|Comparison Coolers Tested||BeQuiet Pure Loop 2 FX, 360mm AIO|
|Cooler Master Master Liquid PL360 Flux 360mm AIO|
|Cooler Master Master Liquid PL240 Flux, 240mm AIO|
|Cougar Forza 85 Air Cooler|
|Cougar Poseidon GT 360, 360m AIO|
|Corsair iCUE H100i Elite 240mm AIO|
|DeepCool AK500, air cooler|
|DeepCool LS520, 240mm AIO|
|Motherboard||MSI z690 A-Pro DDR4|
|Case||BeQuiet! Silent Base 802 Window|
What’s different than other coolers?
Latest in-house pump design from DeepCool
The vast majority of Liquid Coolers on the market today are based around Asetek designs, with pumps integrated into the CPU block. But the LS520 incorporates the latest generation in-house design from DeepCool.
User Customizable Plate
Included with the LS320 is a blank CPU block plate, which lets you create your own design for the RGB-lit CPU block. Given that most companies just slap their logo here and give you no other options, this is a nice touch.
Custom DeepCool FC120 fan
The LS320 includes DeepCool’s FC120 fan, sporting a unique fan connection system which allows for easy daisy-chaining of both fan & lighting controls in a single cable. The FC120 fans are a stronger SKU than the company’s retail models and feature upgraded airflow and static pressure as a result of higher maximum fan speeds. These fans include arrows on the sides indicating both the directions that the fans spin as well as the direction of the airflow.
|Dimensions||120 x 120 x 25 mm|
|Fan Speed||500-2250 RPM±10%|
|Air Flow||82.48 CFM ± 10%|
|Air Pressure||3.27 mmAq|
|Noise Level||Up to 32.9 dB(A)|
As with other recent AIOs, I’ll be testing DeepCool’s LS320 with Intel’s Core i9-12900K. Due to the increased thermal density of the Intel 7 manufacturing process, as well as changes to core and component layouts, Alder Lake CPUs are more difficult to cool than previous generation CPUs in the most heat-intensive of workloads.

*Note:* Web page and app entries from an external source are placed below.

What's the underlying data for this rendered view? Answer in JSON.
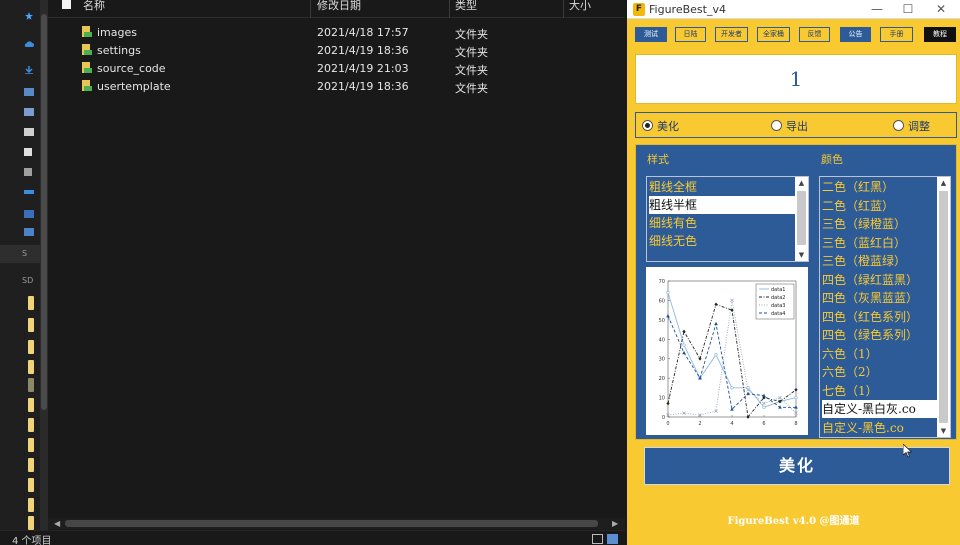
{
  "explorer": {
    "columns": [
      "名称",
      "修改日期",
      "类型",
      "大小"
    ],
    "rows": [
      {
        "name": "images",
        "date": "2021/4/18 17:57",
        "type": "文件夹"
      },
      {
        "name": "settings",
        "date": "2021/4/19 18:36",
        "type": "文件夹"
      },
      {
        "name": "source_code",
        "date": "2021/4/19 21:03",
        "type": "文件夹"
      },
      {
        "name": "usertemplate",
        "date": "2021/4/19 18:36",
        "type": "文件夹"
      }
    ],
    "status": "4 个项目",
    "nav_text": [
      "S",
      "SD"
    ]
  },
  "app": {
    "title": "FigureBest_v4",
    "logo_char": "F",
    "toolbar": [
      "测试",
      "日陆",
      "开发者",
      "全家桶",
      "反馈",
      "公告",
      "手册",
      "教程"
    ],
    "counter": "1",
    "modes": [
      {
        "label": "美化",
        "checked": true
      },
      {
        "label": "导出",
        "checked": false
      },
      {
        "label": "调整",
        "checked": false
      }
    ],
    "style_header": "样式",
    "color_header": "颜色",
    "styles": [
      "粗线全框",
      "粗线半框",
      "细线有色",
      "细线无色"
    ],
    "selected_style_index": 1,
    "colors": [
      "二色（红黑）",
      "二色（红蓝）",
      "三色（绿橙蓝）",
      "三色（蓝红白）",
      "三色（橙蓝绿）",
      "四色（绿红蓝黑）",
      "四色（灰黑蓝蓝）",
      "四色（红色系列）",
      "四色（绿色系列）",
      "六色（1）",
      "六色（2）",
      "七色（1）",
      "自定义-黑白灰.co",
      "自定义-黑色.co"
    ],
    "selected_color_index": 12,
    "beautify_button": "美化",
    "footer": "FigureBest v4.0 @图通道",
    "colors_theme": {
      "yellow": "#f9c932",
      "blue": "#2c5b98"
    }
  },
  "chart_data": {
    "type": "line",
    "x": [
      0,
      1,
      2,
      3,
      4,
      5,
      6,
      7,
      8
    ],
    "series": [
      {
        "name": "data1",
        "values": [
          64,
          37,
          20,
          32,
          15,
          15,
          5,
          8,
          10
        ],
        "color": "#8fb8e4",
        "style": "solid",
        "marker": "o"
      },
      {
        "name": "data2",
        "values": [
          7,
          44,
          30,
          58,
          55,
          0,
          10,
          8,
          14
        ],
        "color": "#222222",
        "style": "dashdot",
        "marker": "d"
      },
      {
        "name": "data3",
        "values": [
          1,
          2,
          1,
          3,
          60,
          14,
          7,
          10,
          2
        ],
        "color": "#9aa9bd",
        "style": "dotted",
        "marker": "x"
      },
      {
        "name": "data4",
        "values": [
          52,
          33,
          20,
          48,
          4,
          12,
          11,
          5,
          5
        ],
        "color": "#1f4f9a",
        "style": "dashed",
        "marker": "^"
      }
    ],
    "xticks": [
      "0",
      "2",
      "4",
      "6",
      "8"
    ],
    "yticks": [
      "0",
      "10",
      "20",
      "30",
      "40",
      "50",
      "60",
      "70"
    ],
    "xlim": [
      0,
      8
    ],
    "ylim": [
      0,
      70
    ],
    "legend_placement": "top-right"
  }
}
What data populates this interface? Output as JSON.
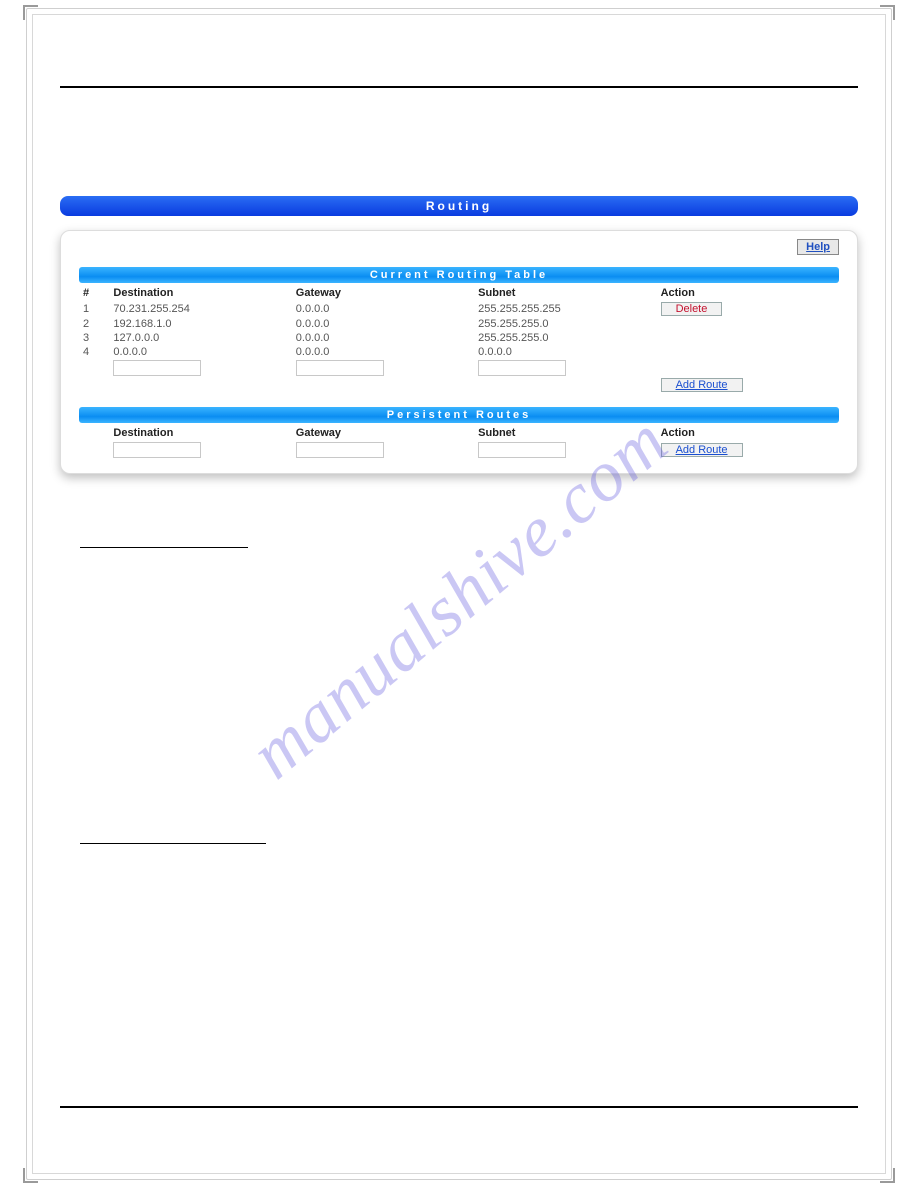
{
  "watermark": "manualshive.com",
  "title_bar": "Routing",
  "help_label": "Help",
  "section_current": "Current Routing Table",
  "section_persistent": "Persistent Routes",
  "headers": {
    "num": "#",
    "destination": "Destination",
    "gateway": "Gateway",
    "subnet": "Subnet",
    "action": "Action"
  },
  "routes": [
    {
      "n": "1",
      "dest": "70.231.255.254",
      "gw": "0.0.0.0",
      "sub": "255.255.255.255"
    },
    {
      "n": "2",
      "dest": "192.168.1.0",
      "gw": "0.0.0.0",
      "sub": "255.255.255.0"
    },
    {
      "n": "3",
      "dest": "127.0.0.0",
      "gw": "0.0.0.0",
      "sub": "255.255.255.0"
    },
    {
      "n": "4",
      "dest": "0.0.0.0",
      "gw": "0.0.0.0",
      "sub": "0.0.0.0"
    }
  ],
  "buttons": {
    "delete": "Delete",
    "add": "Add Route"
  }
}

This means that coolers that kept previous generation products like the i9-10900K nice and cool sometimes struggle to keep Intel’s i9-12900K under TJ max–the top temperature before the CPU starts to throttle. Many coolers, including DeepCool’s last generation Castle EX AIOs, failed to keep the i9-12900K under TJ max when power limits are removed in workloads like Cinebench and OCCT when I’ve tested them.

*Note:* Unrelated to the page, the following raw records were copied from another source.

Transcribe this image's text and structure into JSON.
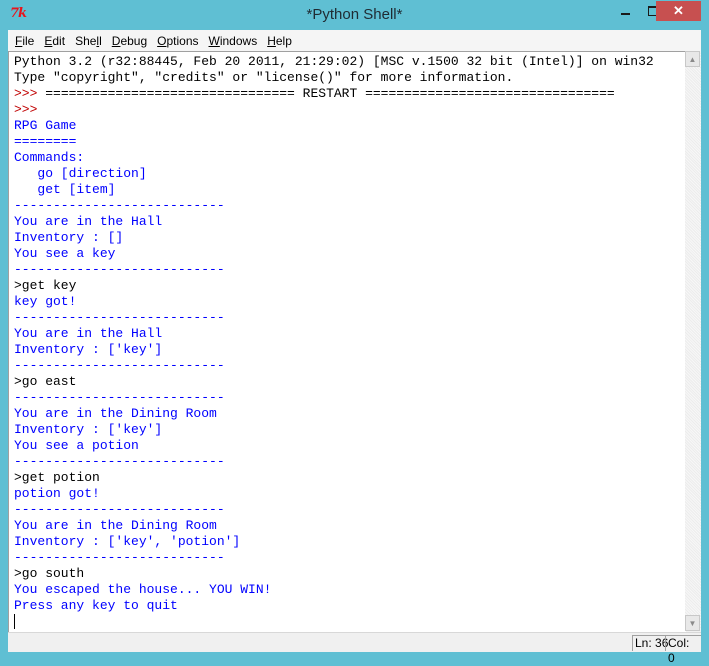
{
  "window": {
    "title": "*Python Shell*",
    "app_icon": "tk-feather-icon",
    "logo_text": "7k",
    "close_label": "✕"
  },
  "menu": [
    {
      "label": "File",
      "mnemonic_index": 0
    },
    {
      "label": "Edit",
      "mnemonic_index": 0
    },
    {
      "label": "Shell",
      "mnemonic_index": 3
    },
    {
      "label": "Debug",
      "mnemonic_index": 0
    },
    {
      "label": "Options",
      "mnemonic_index": 0
    },
    {
      "label": "Windows",
      "mnemonic_index": 0
    },
    {
      "label": "Help",
      "mnemonic_index": 0
    }
  ],
  "shell_lines": [
    {
      "type": "plain",
      "text": "Python 3.2 (r32:88445, Feb 20 2011, 21:29:02) [MSC v.1500 32 bit (Intel)] on win32"
    },
    {
      "type": "plain",
      "text": "Type \"copyright\", \"credits\" or \"license()\" for more information."
    },
    {
      "type": "restart",
      "prompt": ">>> ",
      "text": "================================ RESTART ================================"
    },
    {
      "type": "prompt",
      "prompt": ">>> ",
      "text": ""
    },
    {
      "type": "stdout",
      "text": "RPG Game"
    },
    {
      "type": "stdout",
      "text": "========"
    },
    {
      "type": "stdout",
      "text": "Commands:"
    },
    {
      "type": "stdout",
      "text": "   go [direction]"
    },
    {
      "type": "stdout",
      "text": "   get [item]"
    },
    {
      "type": "stdout",
      "text": "---------------------------"
    },
    {
      "type": "stdout",
      "text": "You are in the Hall"
    },
    {
      "type": "stdout",
      "text": "Inventory : []"
    },
    {
      "type": "stdout",
      "text": "You see a key"
    },
    {
      "type": "stdout",
      "text": "---------------------------"
    },
    {
      "type": "stdin",
      "text": ">get key"
    },
    {
      "type": "stdout",
      "text": "key got!"
    },
    {
      "type": "stdout",
      "text": "---------------------------"
    },
    {
      "type": "stdout",
      "text": "You are in the Hall"
    },
    {
      "type": "stdout",
      "text": "Inventory : ['key']"
    },
    {
      "type": "stdout",
      "text": "---------------------------"
    },
    {
      "type": "stdin",
      "text": ">go east"
    },
    {
      "type": "stdout",
      "text": "---------------------------"
    },
    {
      "type": "stdout",
      "text": "You are in the Dining Room"
    },
    {
      "type": "stdout",
      "text": "Inventory : ['key']"
    },
    {
      "type": "stdout",
      "text": "You see a potion"
    },
    {
      "type": "stdout",
      "text": "---------------------------"
    },
    {
      "type": "stdin",
      "text": ">get potion"
    },
    {
      "type": "stdout",
      "text": "potion got!"
    },
    {
      "type": "stdout",
      "text": "---------------------------"
    },
    {
      "type": "stdout",
      "text": "You are in the Dining Room"
    },
    {
      "type": "stdout",
      "text": "Inventory : ['key', 'potion']"
    },
    {
      "type": "stdout",
      "text": "---------------------------"
    },
    {
      "type": "stdin",
      "text": ">go south"
    },
    {
      "type": "stdout",
      "text": "You escaped the house... YOU WIN!"
    },
    {
      "type": "stdout",
      "text": "Press any key to quit"
    },
    {
      "type": "cursor",
      "text": ""
    }
  ],
  "colors": {
    "stdout": "#0000ff",
    "stdin": "#000000",
    "prompt": "#c00000",
    "titlebar": "#5fbfd3",
    "close_button": "#c75050"
  },
  "scrollbar": {
    "up_arrow": "▲",
    "down_arrow": "▼"
  },
  "status": {
    "line": "Ln: 36",
    "col": "Col: 0"
  }
}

Please note there are many factors other than the CPU cooler that can influence your cooling performance. A system’s motherboard can especially influence this, as there are boards on the market with CPU sockets that aren’t up to Intel’s spec, which can cause warping or poor contact with the CPU. The case you use will also influence cooling results.
With Alder Lake’s cooling demands in mind, I’ll be rating CPU Coolers in 3 different tiers.
Tier 1: These coolers are able to keep the i9-12900K below TJ max in most loads, with no power limits enforced. I expect only the best liquid coolers to meet this standard.
Tier 2: These coolers are able to keep the i9-12900K under the TJ max threshold with CPU power limits of 200W enforced. I expect most liquid coolers and the best air coolers to meet this standard.
Tier 3: These coolers are able to keep the i9-12900K under TJ max with CPU power limits of 140W enforced.
To test the limits of a cooler’s thermal dissipation capabilities, I run two primary stress tests: Cinebench and OCCT each for 10 minutes. While this may be a short amount of time, it is sufficient to push most coolers–air and liquid–to their limits.
While stress testing in Cinebench, I run both with power limits removed and with an enforced 200W CPU power limit. In this test setup using MSI’s z690 A Pro DDR4 Motherboard and Be Quiet’s Silent Base 802 Computer Case. Only the best coolers are able to pass Cinebench testing when power limits are removed.
I don’t test OCCT without power limits because attempting to do so results in CPU package power consumption jumping to over 270W and instantly throttling with even the best AIO coolers. Instead, I test at 200W to give coolers a chance at passing. I also include 140W results to give data closer to a lower-end CPU, such as AMD’s Ryzen 5600X or Intel’s i5-12400.